- 5 Besan or Gram flour Face Packs to Revitalize Your SkinPosted 2 weeks ago
- Do You Want to Get Rid of Termites? – Try these Home-made RemediesPosted 2 weeks ago
- Mustard Oil for Bouncy and Silky Hair GrowthPosted 3 weeks ago
- Top 10-Foods to Keep Your Uric Acid Levels LowPosted 3 weeks ago
- 15-Incredible Health Benefits of Sapodilla (Chikoo)Posted 4 weeks ago
- Vitamin E – Does it Promote Hair Growth and Scalp Health?Posted 4 weeks ago
- 10-Factors That Increase Your Chance Of Conceiving TwinsPosted 1 month ago
- 4-Garlic Extracts that Fights Ear InfectionPosted 1 month ago
- Cervical Cancer – Checkout for These 10 Warning SignsPosted 1 month ago
- The Leptin Diet –Five Simple Rules to a Fast Weight LossPosted 1 month ago
Papaya is a small, unbranched tree, with a single stem growing to 5-10 m tall, with the spirally arranged leaves. The lower trunk is conspicuously scarred with the leaf.
The leaves are large, 50-70 cm diameter and deeply palmate lobed, with seven lobes. The fruit of the plant is cultivated by tropical people, as a breakfast fruit. The plant is native to the tropics of the Americas. In Mexico, it was cultivated many centuries before the emergence of the Mesoamerican classic cultures. In India, papaya is cultivated throughout the country and is known for its medicinal properties.

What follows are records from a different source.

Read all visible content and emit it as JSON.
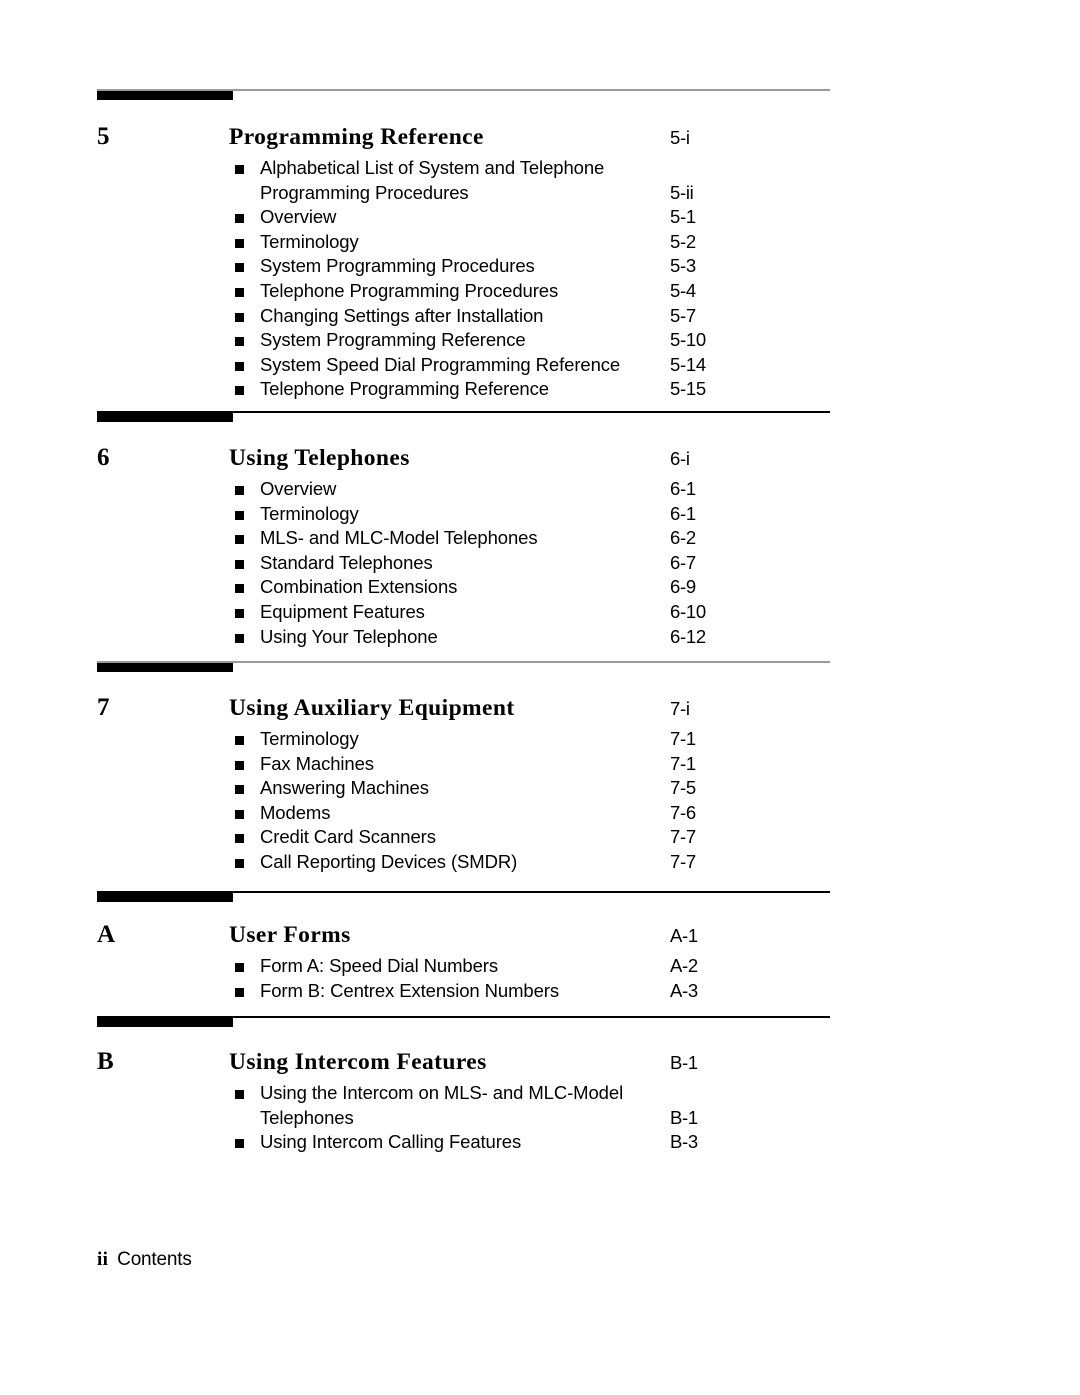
{
  "document": {
    "kind": "table-of-contents",
    "footer": {
      "folio": "ii",
      "label": "Contents"
    }
  },
  "sections": [
    {
      "rule_color": "#9a9a9a",
      "number": "5",
      "title": "Programming Reference",
      "page": "5-i",
      "entries": [
        {
          "text": "Alphabetical List of System and Telephone",
          "text2": "Programming Procedures",
          "page": "5-ii"
        },
        {
          "text": "Overview",
          "page": "5-1"
        },
        {
          "text": "Terminology",
          "page": "5-2"
        },
        {
          "text": "System Programming Procedures",
          "page": "5-3"
        },
        {
          "text": "Telephone Programming Procedures",
          "page": "5-4"
        },
        {
          "text": "Changing Settings after Installation",
          "page": "5-7"
        },
        {
          "text": "System Programming Reference",
          "page": "5-10"
        },
        {
          "text": "System Speed Dial Programming Reference",
          "page": "5-14"
        },
        {
          "text": "Telephone Programming Reference",
          "page": "5-15"
        }
      ]
    },
    {
      "rule_color": "#000000",
      "number": "6",
      "title": "Using Telephones",
      "page": "6-i",
      "entries": [
        {
          "text": "Overview",
          "page": "6-1"
        },
        {
          "text": "Terminology",
          "page": "6-1"
        },
        {
          "text": "MLS- and MLC-Model Telephones",
          "page": "6-2"
        },
        {
          "text": "Standard  Telephones",
          "page": "6-7"
        },
        {
          "text": "Combination Extensions",
          "page": "6-9"
        },
        {
          "text": "Equipment  Features",
          "page": "6-10"
        },
        {
          "text": "Using Your Telephone",
          "page": "6-12"
        }
      ]
    },
    {
      "rule_color": "#9a9a9a",
      "number": "7",
      "title": "Using Auxiliary Equipment",
      "page": "7-i",
      "entries": [
        {
          "text": "Terminology",
          "page": "7-1"
        },
        {
          "text": "Fax  Machines",
          "page": "7-1"
        },
        {
          "text": "Answering Machines",
          "page": "7-5"
        },
        {
          "text": "Modems",
          "page": "7-6"
        },
        {
          "text": "Credit Card Scanners",
          "page": "7-7"
        },
        {
          "text": "Call  Reporting  Devices  (SMDR)",
          "page": "7-7"
        }
      ]
    },
    {
      "rule_color": "#000000",
      "number": "A",
      "title": "User Forms",
      "page": "A-1",
      "entries": [
        {
          "text": "Form A: Speed Dial Numbers",
          "page": "A-2"
        },
        {
          "text": "Form B: Centrex Extension Numbers",
          "page": "A-3"
        }
      ]
    },
    {
      "rule_color": "#000000",
      "number": "B",
      "title": "Using Intercom Features",
      "page": "B-1",
      "entries": [
        {
          "text": "Using the Intercom on MLS- and MLC-Model",
          "text2": "Telephones",
          "page": "B-1"
        },
        {
          "text": "Using Intercom Calling Features",
          "page": "B-3"
        }
      ]
    }
  ]
}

The fruit calories, protein, carbohydrate, fiber, ash, Ca, P, Fe, Na, K, beta-carotene equivalent, thiamine, riboflavin, niacin, and ascorbic acid. The leaves calories, protein, fat, carbohydrate, fiber, ash, Ca, P, Fe, Na, K, beta-carotene equivalent, thiamine, riboflavin, niacin, and ascorbic acid, as well vitamin E. Leaves contain the glycoside, carposide, and the alkaloid, carpaine. Fresh leaf latex contains water, caoutchouc-like substances, pectinous matter and salts, malic acid, papain, fat, and resin. The seeds are reported to contain protein, fatty oil, carbohydrate, crude fiber, ash, volatile oil, a glycoside, caricin, and the enzyme, myrosin. The fatty oil of the seeds contains saturated acids (palmitic, stearic, and arachidic) and unsaturated acids (oleic and linoleic).
Uses & Benefits of Papaya

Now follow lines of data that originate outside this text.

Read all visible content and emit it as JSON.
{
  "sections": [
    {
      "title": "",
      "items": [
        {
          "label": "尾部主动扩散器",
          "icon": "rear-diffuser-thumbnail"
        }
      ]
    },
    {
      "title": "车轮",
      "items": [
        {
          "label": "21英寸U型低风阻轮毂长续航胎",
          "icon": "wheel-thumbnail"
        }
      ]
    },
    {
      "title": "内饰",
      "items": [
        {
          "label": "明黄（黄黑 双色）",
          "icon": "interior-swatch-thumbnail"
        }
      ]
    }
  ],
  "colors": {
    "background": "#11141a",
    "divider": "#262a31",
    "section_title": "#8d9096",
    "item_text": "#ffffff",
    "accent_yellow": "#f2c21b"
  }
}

- Papaya contains many biologically active compounds. Two important compounds are chymopapain and papain, which are supposed to aid in digestion. The level of the compounds varies in the fruit, latex, leaves and roots.
- It has been used for treating digestive problems and intestinal worms. The softening qualities of papain have been taken advantage of, in the treatment of warts, corns, sinuses, and chronic forms of scaly eczema, cutaneous tubercles, and other hardness of the skin, produced by irritation. Papain also is used to treat arthritis.
- The sinapisms prepared from the root of the plant are believed to be beneficial in treating the tumors of uterus.
- In the Asian countries, the latex of the plant is smeared at the mouth of the uterus, while the root infusion is used for syphilis in Africa.
- The latex is also used in curing psoriasis and ringworm in Cuba. It is also used as a local antiseptic in many parts of the world.
- The leaves of papaya tree are used for treating nervous pains and elephantoid growths. The infusion of its roots is said to reduce urine concretions.
- Dietary papaya reduces urine acidity in humans. The flowers from the plant are used in treating jaundice.
- Papaya latex, also used as dyspepsia cure, is applied to burns and scalds externally.
- Internally, papaya latex can cause severe gastritis. Some individuals are also allergic to its pollen, fruits and the latex.
- The acrid fresh latex can become the cause of severe conjunctivitis and vesication.